> **WORK TO BE COMPLETED**: Scan the entries below and tally the lines that include "Entity". Return nothing but the tally.

> **EXTRACTED MATERIAL**:
+===+

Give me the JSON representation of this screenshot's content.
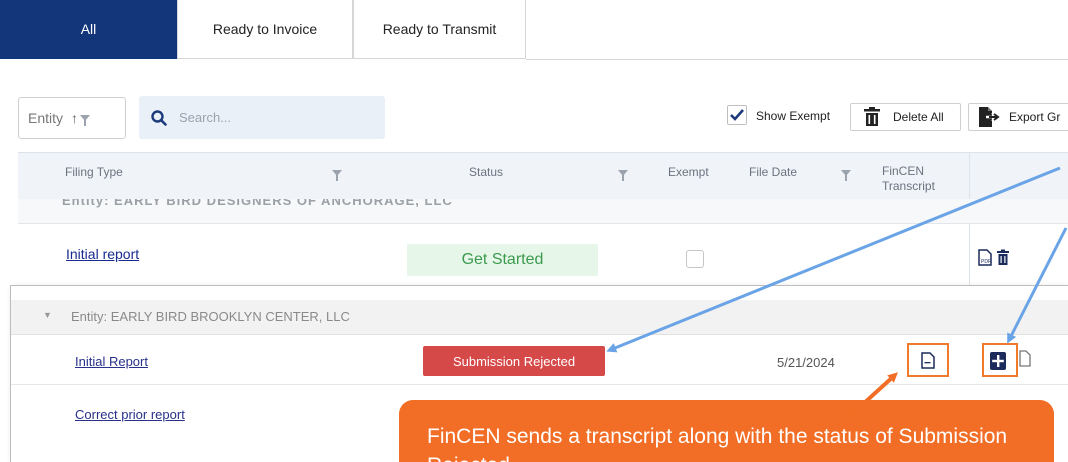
{
  "tabs": [
    {
      "label": "All",
      "active": true
    },
    {
      "label": "Ready to Invoice",
      "active": false
    },
    {
      "label": "Ready to Transmit",
      "active": false
    }
  ],
  "toolbar": {
    "entity_filter_label": "Entity",
    "search_placeholder": "Search...",
    "show_exempt_label": "Show Exempt",
    "show_exempt_checked": true,
    "delete_all_label": "Delete All",
    "export_label": "Export Gr"
  },
  "table": {
    "columns": [
      "Filing Type",
      "Status",
      "Exempt",
      "File Date",
      "FinCEN Transcript"
    ],
    "group_label": "Entity: EARLY BIRD DESIGNERS OF ANCHORAGE, LLC",
    "rows": [
      {
        "filing_type": "Initial report",
        "status": "Get Started",
        "exempt": false
      }
    ]
  },
  "overlay": {
    "group_label": "Entity: EARLY BIRD BROOKLYN CENTER, LLC",
    "rows": [
      {
        "filing_type": "Initial Report",
        "status": "Submission Rejected",
        "file_date": "5/21/2024"
      },
      {
        "filing_type": "Correct prior report"
      }
    ]
  },
  "callout": {
    "text": "FinCEN sends a transcript along with the status of Submission Rejected"
  },
  "colors": {
    "tab_active": "#13357a",
    "rejected": "#d64949",
    "get_started_bg": "#e6f7ea",
    "callout": "#f26d25",
    "highlight_border": "#f07a2a",
    "arrow": "#6aa4e6"
  }
}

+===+

> **RESULT FOR THIS TASK**: 3